setting out again
The fog has lifted. We have a bright, silvery sky and sea. Even the mountains of the Santa Ynez Range in the distance shimmer with a silvery glow as we set out the net and doors for our second tow.
In the wheelhouse, we snack as PIEFACE trudges east with her net. We talk more casually now. Something has changed between us. Maybe the change has come from sharing dirty and exhausting work. Maybe it’s the discovery in each other that we would rather be out here where the buses don’t run, catching almost nothing of value, than to be almost anywhere else in the world.
A pair of porpoises have begun to follow us. This could be a good sign, a sign that we are getting into some fish. Mike says he loves it when the porpoises come around. He loves seeing the mother-and-calf pairs of gray whales migrating north up the Channel each spring from their calving grounds in Mexico. “We are getting a whole lot more humpbacks, too,” he says. “One day last year I counted 44. But when I see them, I go the other way.”
Mike tells me that not long ago a humpback breached and landed on a friend’s boat, killing him. “Blunt force trauma,” he adds. Next thing you know we are talking about lost men, lost boats, bad inlets. Death. Ugh.
To change the dark course of our conversation, I ask Mike about a plastic badge clipped to an electrical wire above the helm. The words on the badge proclaim, “Junior Warden California Fish & Game.”
He taps it with a finger. “That’s my lucky charm,” he says and gives a wry smile. I get it. This plastic badge that Fish & Game officers pass out to kids at environmental seminars sometimes buys Mike cred when officials or people he calls “enviros” pay a visit to PIEFACE. I can tell, though, that the badge is not totally a joke to Mike. It’s important to him that people see that Santa Barbara’s local fishermen are not out here to ravish the natural resources.
“If we all work together, we can protect the environment, the creatures…protect the fisheries, too,” he says. It’s with this hope that Mike and his fellow Santa Barbara fishers have learned to help control oil spills, aid in whale entanglements, collect “ghost” fishing gear. It’s this hope that sent Mike to the state capitol in Sacramento just last week to meet with legislators, environmental management officials, and fisheries advocates. “We’re moving things forward,” he says. “I believe.”
1200 hours, Santa Barbara
Channel—hauling back again
We make a slightly better haul this time. PIEFACE catches another bucket of cukes, three big halibut. And, this time, no damned rock.
“Fish. They come and they go.” Mike shrugs as he surveys our small pile of keepers, then he gets down on one knee and starts cleaning the halibut and the cukes like he’s a boy again.
I’m on one knee too, releasing the last of the by-catch, when the sea around us erupts. Several hundred porpoises are circling PIEFACE, breaching, surging in and out of the waves. Birds are wheeling overhead. They swoop and dive.

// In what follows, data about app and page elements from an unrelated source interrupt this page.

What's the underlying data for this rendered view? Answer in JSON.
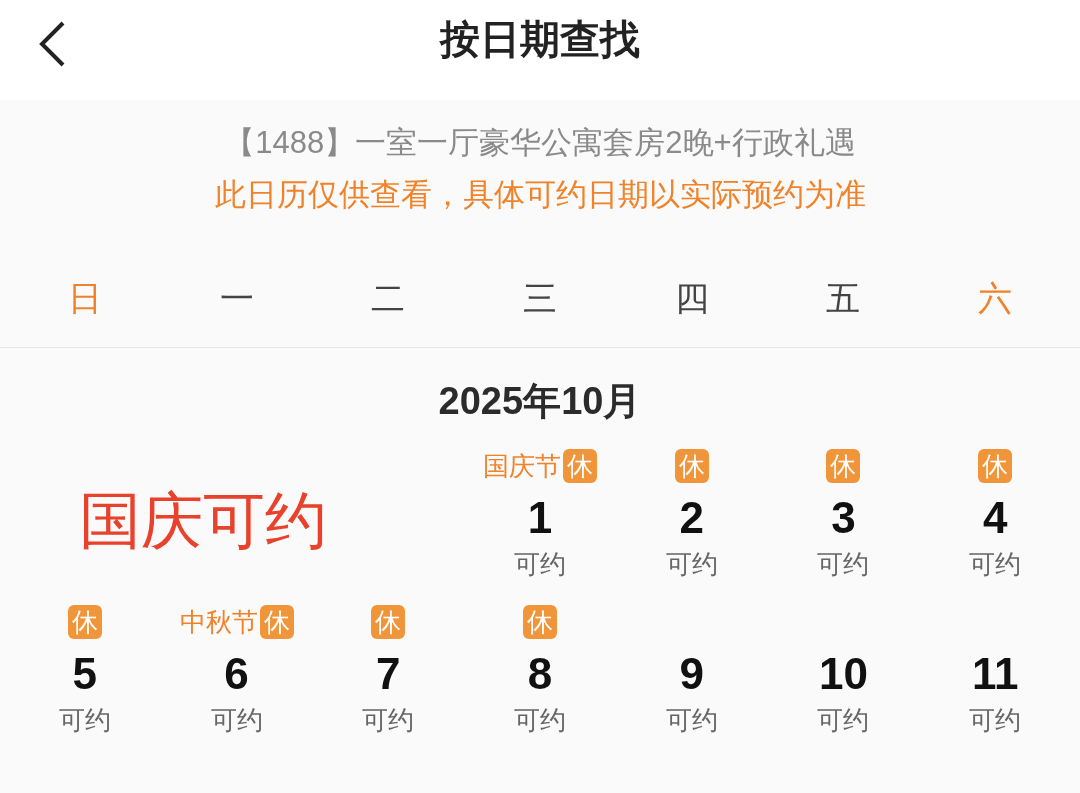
{
  "header": {
    "title": "按日期查找"
  },
  "product": "【1488】一室一厅豪华公寓套房2晚+行政礼遇",
  "notice": "此日历仅供查看，具体可约日期以实际预约为准",
  "weekdays": [
    {
      "label": "日",
      "weekend": true
    },
    {
      "label": "一",
      "weekend": false
    },
    {
      "label": "二",
      "weekend": false
    },
    {
      "label": "三",
      "weekend": false
    },
    {
      "label": "四",
      "weekend": false
    },
    {
      "label": "五",
      "weekend": false
    },
    {
      "label": "六",
      "weekend": true
    }
  ],
  "month": "2025年10月",
  "annotation": "国庆可约",
  "days": [
    {
      "day": "1",
      "status": "可约",
      "holiday": "国庆节",
      "rest_badge": "休"
    },
    {
      "day": "2",
      "status": "可约",
      "rest_badge": "休"
    },
    {
      "day": "3",
      "status": "可约",
      "rest_badge": "休"
    },
    {
      "day": "4",
      "status": "可约",
      "rest_badge": "休"
    },
    {
      "day": "5",
      "status": "可约",
      "rest_badge": "休"
    },
    {
      "day": "6",
      "status": "可约",
      "holiday": "中秋节",
      "rest_badge": "休"
    },
    {
      "day": "7",
      "status": "可约",
      "rest_badge": "休"
    },
    {
      "day": "8",
      "status": "可约",
      "rest_badge": "休"
    },
    {
      "day": "9",
      "status": "可约"
    },
    {
      "day": "10",
      "status": "可约"
    },
    {
      "day": "11",
      "status": "可约"
    }
  ]
}
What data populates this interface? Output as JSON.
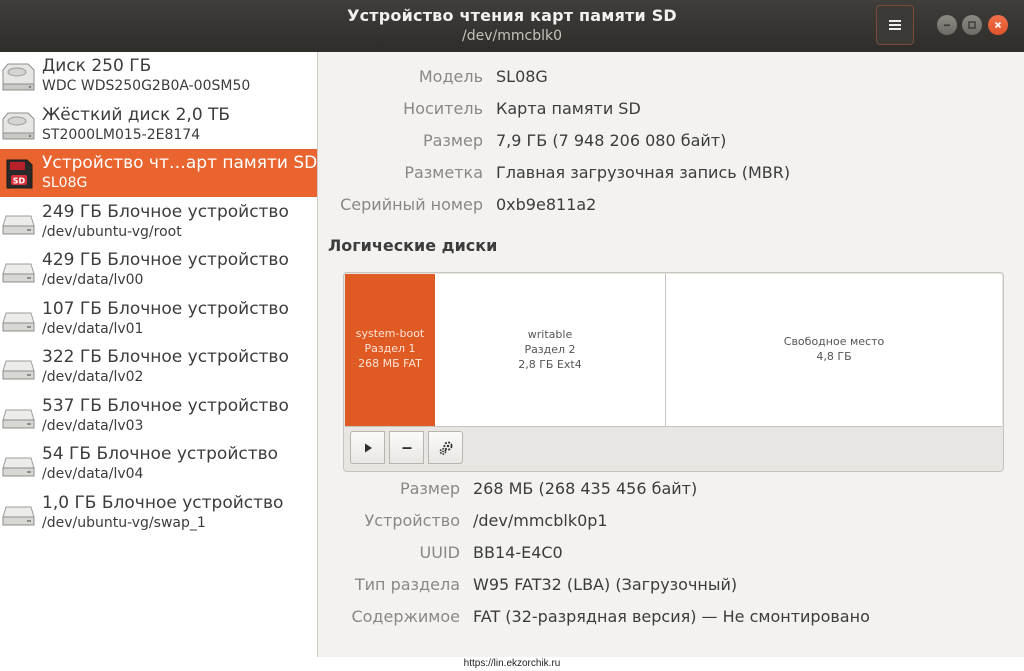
{
  "window": {
    "title": "Устройство чтения карт памяти SD",
    "subtitle": "/dev/mmcblk0"
  },
  "titlebar_icons": {
    "menu": "hamburger-menu-icon",
    "minimize": "minimize-icon",
    "maximize": "maximize-icon",
    "close": "close-icon"
  },
  "devices": [
    {
      "name": "Диск 250 ГБ",
      "sub": "WDC WDS250G2B0A-00SM50",
      "icon": "disk-icon"
    },
    {
      "name": "Жёсткий диск 2,0 ТБ",
      "sub": "ST2000LM015-2E8174",
      "icon": "disk-icon"
    },
    {
      "name": "Устройство чт…арт памяти SD",
      "sub": "SL08G",
      "icon": "sd-card-icon",
      "selected": true
    },
    {
      "name": "249 ГБ Блочное устройство",
      "sub": "/dev/ubuntu-vg/root",
      "icon": "block-device-icon"
    },
    {
      "name": "429 ГБ Блочное устройство",
      "sub": "/dev/data/lv00",
      "icon": "block-device-icon"
    },
    {
      "name": "107 ГБ Блочное устройство",
      "sub": "/dev/data/lv01",
      "icon": "block-device-icon"
    },
    {
      "name": "322 ГБ Блочное устройство",
      "sub": "/dev/data/lv02",
      "icon": "block-device-icon"
    },
    {
      "name": "537 ГБ Блочное устройство",
      "sub": "/dev/data/lv03",
      "icon": "block-device-icon"
    },
    {
      "name": "54 ГБ Блочное устройство",
      "sub": "/dev/data/lv04",
      "icon": "block-device-icon"
    },
    {
      "name": "1,0 ГБ Блочное устройство",
      "sub": "/dev/ubuntu-vg/swap_1",
      "icon": "block-device-icon"
    }
  ],
  "drive_props": [
    {
      "label": "Модель",
      "value": "SL08G"
    },
    {
      "label": "Носитель",
      "value": "Карта памяти SD"
    },
    {
      "label": "Размер",
      "value": "7,9 ГБ (7 948 206 080 байт)"
    },
    {
      "label": "Разметка",
      "value": "Главная загрузочная запись (MBR)"
    },
    {
      "label": "Серийный номер",
      "value": "0xb9e811a2"
    }
  ],
  "volumes_title": "Логические диски",
  "partitions": [
    {
      "name": "system-boot",
      "part": "Раздел 1",
      "size": "268 МБ FAT"
    },
    {
      "name": "writable",
      "part": "Раздел 2",
      "size": "2,8 ГБ Ext4"
    },
    {
      "name": "Свободное место",
      "size": "4,8 ГБ"
    }
  ],
  "toolbar_icons": {
    "mount": "play-icon",
    "remove": "minus-icon",
    "settings": "gears-icon"
  },
  "volume_props": [
    {
      "label": "Размер",
      "value": "268 МБ (268 435 456 байт)"
    },
    {
      "label": "Устройство",
      "value": "/dev/mmcblk0p1"
    },
    {
      "label": "UUID",
      "value": "BB14-E4C0"
    },
    {
      "label": "Тип раздела",
      "value": "W95 FAT32 (LBA) (Загрузочный)"
    },
    {
      "label": "Содержимое",
      "value": "FAT (32-разрядная версия) — Не смонтировано"
    }
  ],
  "footer": {
    "url": "https://lin.ekzorchik.ru"
  },
  "colors": {
    "accent": "#e9642f",
    "titlebar": "#36352f"
  }
}
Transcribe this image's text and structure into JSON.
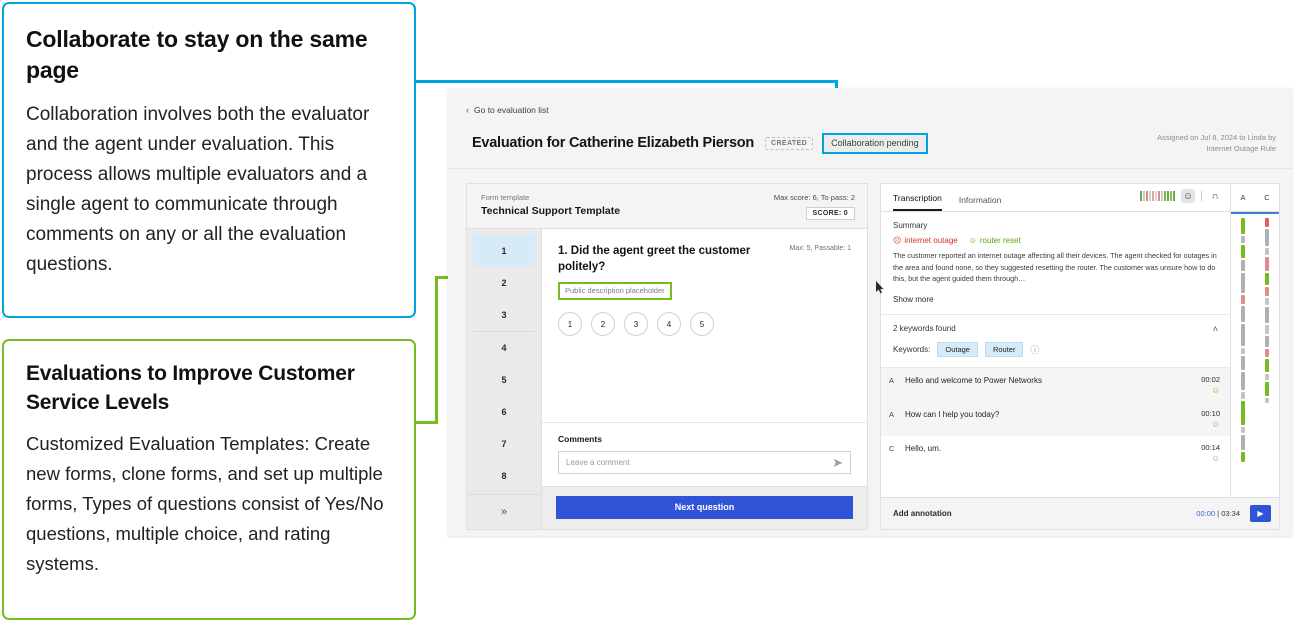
{
  "callouts": [
    {
      "id": "collaborate",
      "accent": "#00a3e0",
      "title": "Collaborate to stay on the same page",
      "body": "Collaboration involves both the evaluator and the agent under evaluation. This process allows multiple evaluators and a single agent to communicate through comments on any or all the evaluation questions."
    },
    {
      "id": "evaluations",
      "accent": "#76bc21",
      "title": "Evaluations to Improve Customer Service Levels",
      "body": "Customized Evaluation Templates: Create new forms, clone forms, and set up multiple forms, Types of questions consist of Yes/No questions, multiple choice, and rating systems."
    }
  ],
  "app": {
    "breadcrumb": {
      "chevron": "‹",
      "label": "Go to evaluation list"
    },
    "header": {
      "title": "Evaluation for Catherine Elizabeth Pierson",
      "badge_created": "CREATED",
      "badge_collaboration": "Collaboration pending",
      "assigned_line1": "Assigned on Jul 8, 2024 to Linda by",
      "assigned_line2": "Internet Outage Rule"
    },
    "form": {
      "template_label": "Form template",
      "template_name": "Technical Support Template",
      "scores_line": "Max score: 6,  To pass: 2",
      "score_chip": "SCORE: 0",
      "question_nav": [
        "1",
        "2",
        "3",
        "4",
        "5",
        "6",
        "7",
        "8"
      ],
      "question_nav_active_index": 0,
      "expand_icon": "»",
      "question": {
        "title": "1. Did the agent greet the customer politely?",
        "meta": "Max: 5, Passable: 1",
        "description": "Public description placeholder",
        "ratings": [
          "1",
          "2",
          "3",
          "4",
          "5"
        ]
      },
      "comments": {
        "label": "Comments",
        "placeholder": "Leave a comment",
        "send_icon": "➤"
      },
      "next_button": "Next question"
    },
    "transcription": {
      "tabs": [
        {
          "label": "Transcription",
          "active": true
        },
        {
          "label": "Information",
          "active": false
        }
      ],
      "tools": {
        "sentiment_strip": [
          "#6aa84f",
          "#c9c9c9",
          "#d98880",
          "#cfcfcf",
          "#e8a0a0",
          "#d6d6d6",
          "#e08b8b",
          "#cfcfcf",
          "#7ab648",
          "#6aa84f",
          "#8bc34a",
          "#6aa84f"
        ],
        "smiley_icon": "☺",
        "headphone_icon": "∩"
      },
      "summary": {
        "title": "Summary",
        "topics": [
          {
            "label": "internet outage",
            "sentiment": "negative",
            "icon": "☹",
            "color": "#d9322a"
          },
          {
            "label": "router reset",
            "sentiment": "positive",
            "icon": "☺",
            "color": "#5ba800"
          }
        ],
        "text": "The customer reported an internet outage affecting all their devices. The agent checked for outages in the area and found none, so they suggested resetting the router. The customer was unsure how to do this, but the agent guided them through…",
        "show_more": "Show more"
      },
      "keywords": {
        "header": "2 keywords found",
        "chevron": "˄",
        "label": "Keywords:",
        "chips": [
          "Outage",
          "Router"
        ],
        "info_icon": "ⓘ"
      },
      "messages": [
        {
          "speaker": "A",
          "text": "Hello and welcome to Power Networks",
          "time": "00:02",
          "emoji": "☺",
          "emoji_tone": "green"
        },
        {
          "speaker": "A",
          "text": "How can I help you today?",
          "time": "00:10",
          "emoji": "☺",
          "emoji_tone": "gray"
        },
        {
          "speaker": "C",
          "text": "Hello, um.",
          "time": "00:14",
          "emoji": "☺",
          "emoji_tone": "gray"
        }
      ],
      "sentiment_columns": {
        "headers": [
          "A",
          "C"
        ],
        "a_track": [
          {
            "h": 16,
            "c": "#76bc21"
          },
          {
            "h": 7,
            "c": "#b9b9b9"
          },
          {
            "h": 13,
            "c": "#76bc21"
          },
          {
            "h": 11,
            "c": "#b0b0b0"
          },
          {
            "h": 20,
            "c": "#b0b0b0"
          },
          {
            "h": 9,
            "c": "#e08b8b"
          },
          {
            "h": 16,
            "c": "#b0b0b0"
          },
          {
            "h": 22,
            "c": "#b0b0b0"
          },
          {
            "h": 6,
            "c": "#c4c4c4"
          },
          {
            "h": 14,
            "c": "#b0b0b0"
          },
          {
            "h": 18,
            "c": "#b0b0b0"
          },
          {
            "h": 7,
            "c": "#c4c4c4"
          },
          {
            "h": 24,
            "c": "#76bc21"
          },
          {
            "h": 6,
            "c": "#c4c4c4"
          },
          {
            "h": 15,
            "c": "#b0b0b0"
          },
          {
            "h": 10,
            "c": "#76bc21"
          }
        ],
        "c_track": [
          {
            "h": 9,
            "c": "#e06060"
          },
          {
            "h": 17,
            "c": "#b0b0b0"
          },
          {
            "h": 7,
            "c": "#c4c4c4"
          },
          {
            "h": 14,
            "c": "#e08b8b"
          },
          {
            "h": 12,
            "c": "#76bc21"
          },
          {
            "h": 9,
            "c": "#e08b8b"
          },
          {
            "h": 7,
            "c": "#c4c4c4"
          },
          {
            "h": 16,
            "c": "#b0b0b0"
          },
          {
            "h": 9,
            "c": "#c4c4c4"
          },
          {
            "h": 11,
            "c": "#b0b0b0"
          },
          {
            "h": 8,
            "c": "#e08b8b"
          },
          {
            "h": 13,
            "c": "#76bc21"
          },
          {
            "h": 6,
            "c": "#c4c4c4"
          },
          {
            "h": 14,
            "c": "#76bc21"
          },
          {
            "h": 5,
            "c": "#c4c4c4"
          }
        ]
      },
      "footer": {
        "add_annotation": "Add annotation",
        "current_time": "00:00",
        "separator": "|",
        "total_time": "03:34",
        "play_icon": "▶"
      }
    }
  }
}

Mike pauses from his work, watches the porpoises. “I’ll never quit,” he says. “Everyday is something new. You know?”
No matter what happens for the rest of this outing, today is not a busted trip. Yes, PIEFACE is far from making anyone rich this morning. But who knows what the next set will bring? And Mike will be out here again after the coming gale blows through, after he recovers from his hip-replacement surgery. Maybe he’ll have a slammer trip. Maybe he’ll catch 1,500 lbs of halibut like the guy last week. It happens, right?
You can make $5,000 in a day out here. You can feel young again in a 50-year-old wooden trawler in the Santa Barbara Channel, here where the buses don’t run—somewhere between Point Conception and Point Dume.
Randall Peffer is a regular contributor to WoodenBoat. His latest book is Never to Return: Surviving the Worst Combat Loss in the History of the U.S. Coast Guard.
- Looking Astern, Ed Reis, Monterey Publications, 2011
- From Hooks to Harpoons, Mitch Kronman, Santa Barbara Maritime Museum, 2013
- The Ghost Boats of Grape Street Pier, Mike McCorkle, Fishermen’s Free Press, 2014